The Salvesen family which owns a controlling stake in the Christian Salvesen distribution business appeared split on the pounds 1bn takeover appoach from the Hays transport group yesterday ahead of a crunch board meeting to discuss the offer today.

Though the board is expected to reject the Hays approach, some members of the founding Salvesen family have expressed interest in agreeing a deal at a higher price. It is possible the company may be prepared to discuss higher terms or hope to flush out a higher offer from a rival bidder.

Some 200 members of the Salvesen family control 38 per cent of the company's shares and hold the key to any deal. The current offer is pitched at around 365p per share valuing the company at just over pounds 1bn though Hays is willing to negotiate on terms. Any split could be exploited by Hays.

Key decision-makers include Andrew and Robin Salvesen who sit on the board as non-executives and account for 3.4 per cent and 1 per cent of the shares respectively.

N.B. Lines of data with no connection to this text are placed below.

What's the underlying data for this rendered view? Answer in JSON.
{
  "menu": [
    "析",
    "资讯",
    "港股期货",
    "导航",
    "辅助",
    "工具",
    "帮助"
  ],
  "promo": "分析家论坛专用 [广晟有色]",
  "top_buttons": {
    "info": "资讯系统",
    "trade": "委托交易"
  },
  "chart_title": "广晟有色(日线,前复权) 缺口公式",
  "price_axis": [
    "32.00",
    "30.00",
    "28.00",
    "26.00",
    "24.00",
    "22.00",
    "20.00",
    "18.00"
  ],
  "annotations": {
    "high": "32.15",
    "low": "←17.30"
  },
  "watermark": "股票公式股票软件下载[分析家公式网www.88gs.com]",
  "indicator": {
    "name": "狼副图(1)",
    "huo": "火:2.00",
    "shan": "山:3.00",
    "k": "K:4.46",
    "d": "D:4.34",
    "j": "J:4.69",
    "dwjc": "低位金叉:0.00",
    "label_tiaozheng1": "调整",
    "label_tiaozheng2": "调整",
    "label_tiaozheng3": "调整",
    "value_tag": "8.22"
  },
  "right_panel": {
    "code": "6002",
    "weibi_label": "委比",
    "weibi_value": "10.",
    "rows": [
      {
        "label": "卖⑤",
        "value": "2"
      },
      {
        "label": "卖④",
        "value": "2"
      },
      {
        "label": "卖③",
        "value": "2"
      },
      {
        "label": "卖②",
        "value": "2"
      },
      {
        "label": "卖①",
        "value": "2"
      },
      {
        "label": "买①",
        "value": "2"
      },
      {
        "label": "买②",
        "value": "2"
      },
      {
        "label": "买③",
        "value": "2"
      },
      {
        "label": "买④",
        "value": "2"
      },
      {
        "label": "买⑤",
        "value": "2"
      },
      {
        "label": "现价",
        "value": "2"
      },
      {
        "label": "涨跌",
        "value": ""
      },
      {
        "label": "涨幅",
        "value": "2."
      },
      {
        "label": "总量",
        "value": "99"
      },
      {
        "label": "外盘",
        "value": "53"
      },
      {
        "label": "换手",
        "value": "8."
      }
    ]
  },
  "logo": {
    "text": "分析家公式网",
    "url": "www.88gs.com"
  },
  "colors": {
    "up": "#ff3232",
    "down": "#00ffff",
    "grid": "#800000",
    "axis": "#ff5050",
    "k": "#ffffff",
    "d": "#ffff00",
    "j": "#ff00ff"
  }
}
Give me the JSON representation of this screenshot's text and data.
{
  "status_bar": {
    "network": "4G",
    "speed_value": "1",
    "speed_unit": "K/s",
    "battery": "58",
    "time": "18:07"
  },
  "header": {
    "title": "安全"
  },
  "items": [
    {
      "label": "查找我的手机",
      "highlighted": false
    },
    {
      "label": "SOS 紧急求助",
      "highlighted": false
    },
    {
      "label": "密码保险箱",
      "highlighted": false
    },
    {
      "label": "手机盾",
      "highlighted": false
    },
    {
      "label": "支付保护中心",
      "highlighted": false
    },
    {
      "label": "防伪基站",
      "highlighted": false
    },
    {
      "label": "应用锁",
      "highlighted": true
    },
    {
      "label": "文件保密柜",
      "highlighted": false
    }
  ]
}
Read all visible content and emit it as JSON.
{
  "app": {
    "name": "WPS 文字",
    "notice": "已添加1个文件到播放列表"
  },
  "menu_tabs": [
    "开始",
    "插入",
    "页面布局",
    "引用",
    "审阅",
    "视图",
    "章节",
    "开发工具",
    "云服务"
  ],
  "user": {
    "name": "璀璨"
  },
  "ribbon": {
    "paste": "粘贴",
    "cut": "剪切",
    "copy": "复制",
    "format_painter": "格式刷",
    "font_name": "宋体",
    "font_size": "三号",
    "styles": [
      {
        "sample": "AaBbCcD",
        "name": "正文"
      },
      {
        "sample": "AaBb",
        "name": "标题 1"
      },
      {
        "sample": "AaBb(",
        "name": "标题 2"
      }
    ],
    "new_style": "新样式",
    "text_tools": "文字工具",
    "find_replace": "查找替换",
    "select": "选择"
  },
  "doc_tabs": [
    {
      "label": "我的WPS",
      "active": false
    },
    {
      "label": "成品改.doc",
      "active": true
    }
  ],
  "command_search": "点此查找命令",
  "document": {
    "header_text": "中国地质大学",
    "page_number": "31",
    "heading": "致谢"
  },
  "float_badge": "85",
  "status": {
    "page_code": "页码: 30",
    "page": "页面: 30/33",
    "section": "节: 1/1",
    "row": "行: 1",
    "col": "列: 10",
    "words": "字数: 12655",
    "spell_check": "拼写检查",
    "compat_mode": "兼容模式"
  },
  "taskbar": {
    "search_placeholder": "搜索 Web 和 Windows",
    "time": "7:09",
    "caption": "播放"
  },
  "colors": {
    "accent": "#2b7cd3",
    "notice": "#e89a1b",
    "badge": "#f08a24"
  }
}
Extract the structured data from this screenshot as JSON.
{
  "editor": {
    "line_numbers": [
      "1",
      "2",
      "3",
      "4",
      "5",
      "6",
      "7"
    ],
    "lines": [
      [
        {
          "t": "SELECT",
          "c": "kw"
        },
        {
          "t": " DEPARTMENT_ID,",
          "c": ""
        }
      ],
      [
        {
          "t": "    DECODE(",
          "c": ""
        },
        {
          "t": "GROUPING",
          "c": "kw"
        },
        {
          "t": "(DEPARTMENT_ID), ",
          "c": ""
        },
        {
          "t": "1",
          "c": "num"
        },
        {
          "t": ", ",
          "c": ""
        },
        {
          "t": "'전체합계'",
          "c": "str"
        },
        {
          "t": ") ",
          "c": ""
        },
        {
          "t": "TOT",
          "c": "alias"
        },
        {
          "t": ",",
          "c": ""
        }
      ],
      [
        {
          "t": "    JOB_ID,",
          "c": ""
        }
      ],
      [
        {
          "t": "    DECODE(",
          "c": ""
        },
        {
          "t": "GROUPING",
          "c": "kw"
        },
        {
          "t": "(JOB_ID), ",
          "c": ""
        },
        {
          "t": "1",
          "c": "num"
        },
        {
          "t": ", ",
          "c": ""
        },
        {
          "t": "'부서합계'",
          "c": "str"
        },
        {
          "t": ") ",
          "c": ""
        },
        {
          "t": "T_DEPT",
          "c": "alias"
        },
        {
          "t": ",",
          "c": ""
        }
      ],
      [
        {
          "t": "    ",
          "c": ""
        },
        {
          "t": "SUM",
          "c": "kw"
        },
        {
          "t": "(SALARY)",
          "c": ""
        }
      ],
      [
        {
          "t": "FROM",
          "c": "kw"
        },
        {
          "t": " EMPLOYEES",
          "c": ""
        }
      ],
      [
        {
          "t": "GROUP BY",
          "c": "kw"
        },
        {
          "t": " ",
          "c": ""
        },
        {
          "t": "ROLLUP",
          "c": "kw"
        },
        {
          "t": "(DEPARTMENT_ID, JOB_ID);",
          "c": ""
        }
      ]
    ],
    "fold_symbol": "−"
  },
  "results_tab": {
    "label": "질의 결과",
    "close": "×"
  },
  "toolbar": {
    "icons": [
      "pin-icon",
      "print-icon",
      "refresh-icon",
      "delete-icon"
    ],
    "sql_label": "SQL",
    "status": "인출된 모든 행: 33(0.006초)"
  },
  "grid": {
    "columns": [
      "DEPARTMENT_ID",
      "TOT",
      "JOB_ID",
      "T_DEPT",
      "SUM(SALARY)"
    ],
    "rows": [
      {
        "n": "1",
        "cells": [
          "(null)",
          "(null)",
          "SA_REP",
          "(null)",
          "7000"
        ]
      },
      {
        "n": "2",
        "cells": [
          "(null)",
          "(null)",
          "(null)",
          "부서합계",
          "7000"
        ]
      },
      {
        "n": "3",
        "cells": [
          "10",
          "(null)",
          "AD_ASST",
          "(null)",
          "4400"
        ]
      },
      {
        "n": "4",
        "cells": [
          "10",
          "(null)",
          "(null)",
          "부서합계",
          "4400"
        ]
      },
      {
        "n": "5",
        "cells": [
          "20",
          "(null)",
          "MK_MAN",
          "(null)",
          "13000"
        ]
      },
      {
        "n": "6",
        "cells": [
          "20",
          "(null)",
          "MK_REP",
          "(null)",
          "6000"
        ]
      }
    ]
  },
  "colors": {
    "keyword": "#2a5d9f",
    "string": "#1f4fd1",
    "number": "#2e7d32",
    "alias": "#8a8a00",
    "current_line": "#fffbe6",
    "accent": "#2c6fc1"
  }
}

Family shareholders contacted yesterday expressed differing opinions on the Hays offer. The largest single shareholder is Alastair Salvesen, the great-grandson of the company's founder, who controls 4.6 per cent of the equity. Contacted at his seafood company near Glasgow yesterday he said he was waiting for a more concrete offer from Hays in order to make a judgement.

However, he did not rule out an agreement. "I think everyone would be disappointed if the Christian Salvesen name was to disappear. But in today's world you have to be realistic." Mr Salvesen has just completed a book on the Salvesen family tracing its history from its Norwegian origins in1550 to 1995 entitled Flekten Salvesen (the family Salvesen). But he did not rule out a hard-headed approach to a decent offer. He commented that a couple of years ago the share price rose above 400p. "We would be expecting considerably more than that."

Sir Gerald Elliot, chairman of the company from 1981 to 1987 and one of the senior members of the Salvesen family, was more firmly opposed to the bid. Speaking from the Highlands of Scotland, he said: "You've got to take any sort of bid seriously but as far as the industrial logic is concerned I can't quite see it." He added that the family felt a strong loyalty to the company founded in Edinburgh and the largest company to retain headquarters in Scotland. "I should think they [the family] would act together ," he said.

Another Salvesen family shareholder who preferred not to be named, said: "I think there would be a reluctance to accept an offer particularly if that meant basing the company outside Scotland. There is probably less loyalty among the younger members of the family but I think there would be a pretty strong feeling about the name disappearing."

One of Salvesen's institutional shareholders said it was prepared to listen to what Hays had to say. The fund manager added: "Salvesen is a business which has had a few problems. It has done some things to address those difficulties but the jury is out on whether the re-organisation is sufficient."

Christian Salveson shares closed 4p higher at 360p. Hays shares shaded a penny lower at 429p.